HOW TO COMPLETE THIS TASK:
Scan the records that follow, and whenever a line has the word "data", copy it.
INPUT below:
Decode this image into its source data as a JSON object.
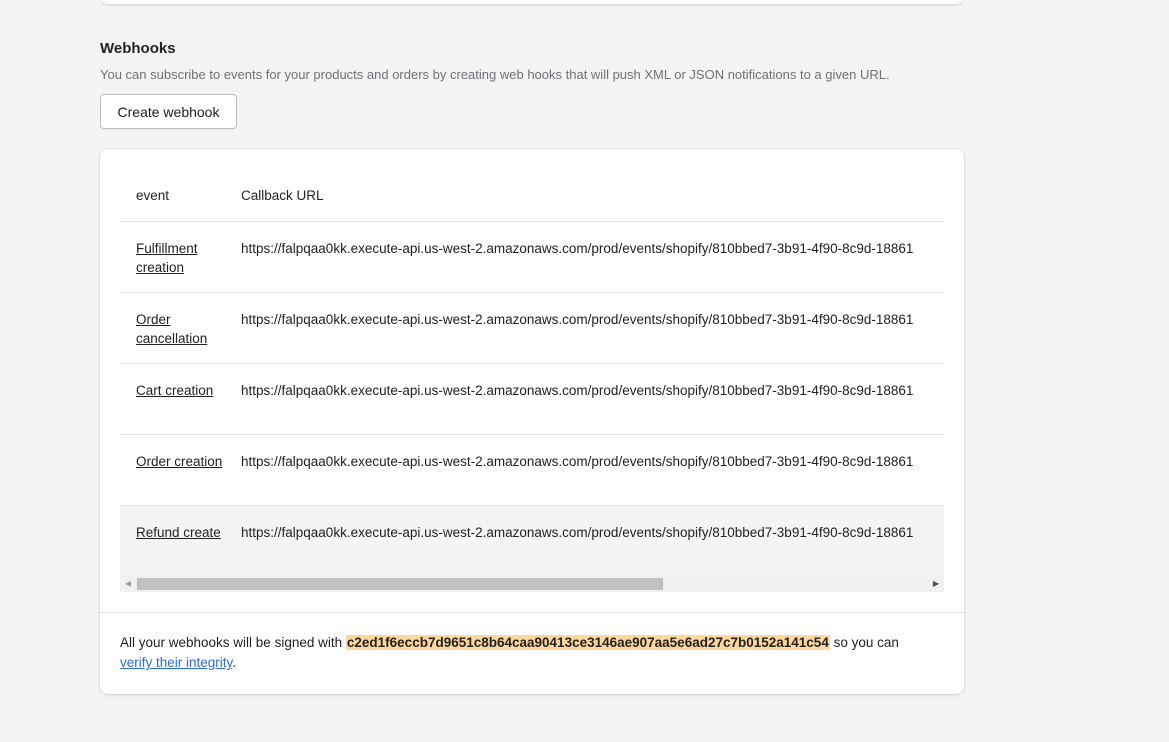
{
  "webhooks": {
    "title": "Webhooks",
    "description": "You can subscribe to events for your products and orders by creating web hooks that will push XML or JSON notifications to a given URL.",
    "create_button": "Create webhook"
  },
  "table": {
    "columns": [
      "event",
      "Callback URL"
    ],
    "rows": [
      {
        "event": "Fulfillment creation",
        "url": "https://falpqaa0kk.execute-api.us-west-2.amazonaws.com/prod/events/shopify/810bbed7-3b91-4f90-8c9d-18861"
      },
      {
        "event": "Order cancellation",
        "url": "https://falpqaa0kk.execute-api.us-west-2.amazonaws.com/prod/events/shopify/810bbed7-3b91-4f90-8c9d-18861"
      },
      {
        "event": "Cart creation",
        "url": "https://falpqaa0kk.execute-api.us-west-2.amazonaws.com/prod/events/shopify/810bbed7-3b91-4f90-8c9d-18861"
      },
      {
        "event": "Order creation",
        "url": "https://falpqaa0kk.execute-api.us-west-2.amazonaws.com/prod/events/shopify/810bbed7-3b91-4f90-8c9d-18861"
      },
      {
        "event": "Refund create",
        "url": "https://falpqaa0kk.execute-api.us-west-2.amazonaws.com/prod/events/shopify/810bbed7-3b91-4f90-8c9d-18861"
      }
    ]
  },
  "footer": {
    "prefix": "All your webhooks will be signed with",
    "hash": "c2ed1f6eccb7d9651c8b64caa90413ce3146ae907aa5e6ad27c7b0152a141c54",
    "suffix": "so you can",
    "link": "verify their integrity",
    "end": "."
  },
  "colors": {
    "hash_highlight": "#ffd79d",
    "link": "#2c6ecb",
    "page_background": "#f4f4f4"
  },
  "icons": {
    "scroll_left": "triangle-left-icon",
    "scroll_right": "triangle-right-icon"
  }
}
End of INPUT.
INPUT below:
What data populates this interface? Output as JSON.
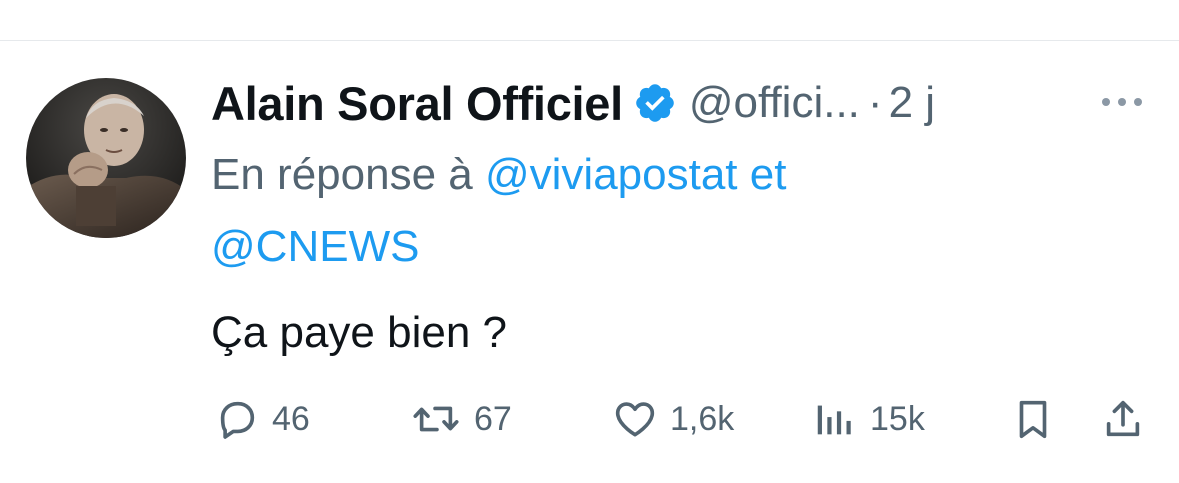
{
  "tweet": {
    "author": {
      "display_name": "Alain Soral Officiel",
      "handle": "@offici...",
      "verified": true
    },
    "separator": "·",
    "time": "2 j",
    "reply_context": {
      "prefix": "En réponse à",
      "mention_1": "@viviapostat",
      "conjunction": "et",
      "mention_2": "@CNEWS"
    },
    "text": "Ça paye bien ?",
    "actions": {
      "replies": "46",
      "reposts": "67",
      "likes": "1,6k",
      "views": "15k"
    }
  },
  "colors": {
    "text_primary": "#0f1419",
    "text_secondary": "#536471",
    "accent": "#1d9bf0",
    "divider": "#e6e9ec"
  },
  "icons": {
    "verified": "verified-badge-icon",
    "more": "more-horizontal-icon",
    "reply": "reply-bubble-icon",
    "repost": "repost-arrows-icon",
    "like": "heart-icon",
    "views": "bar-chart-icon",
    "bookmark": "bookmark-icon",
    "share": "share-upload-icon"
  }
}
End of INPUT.
PROBLEM SOLUTION:
Decode this image into its source data as a JSON object.
What data populates this interface? Output as JSON.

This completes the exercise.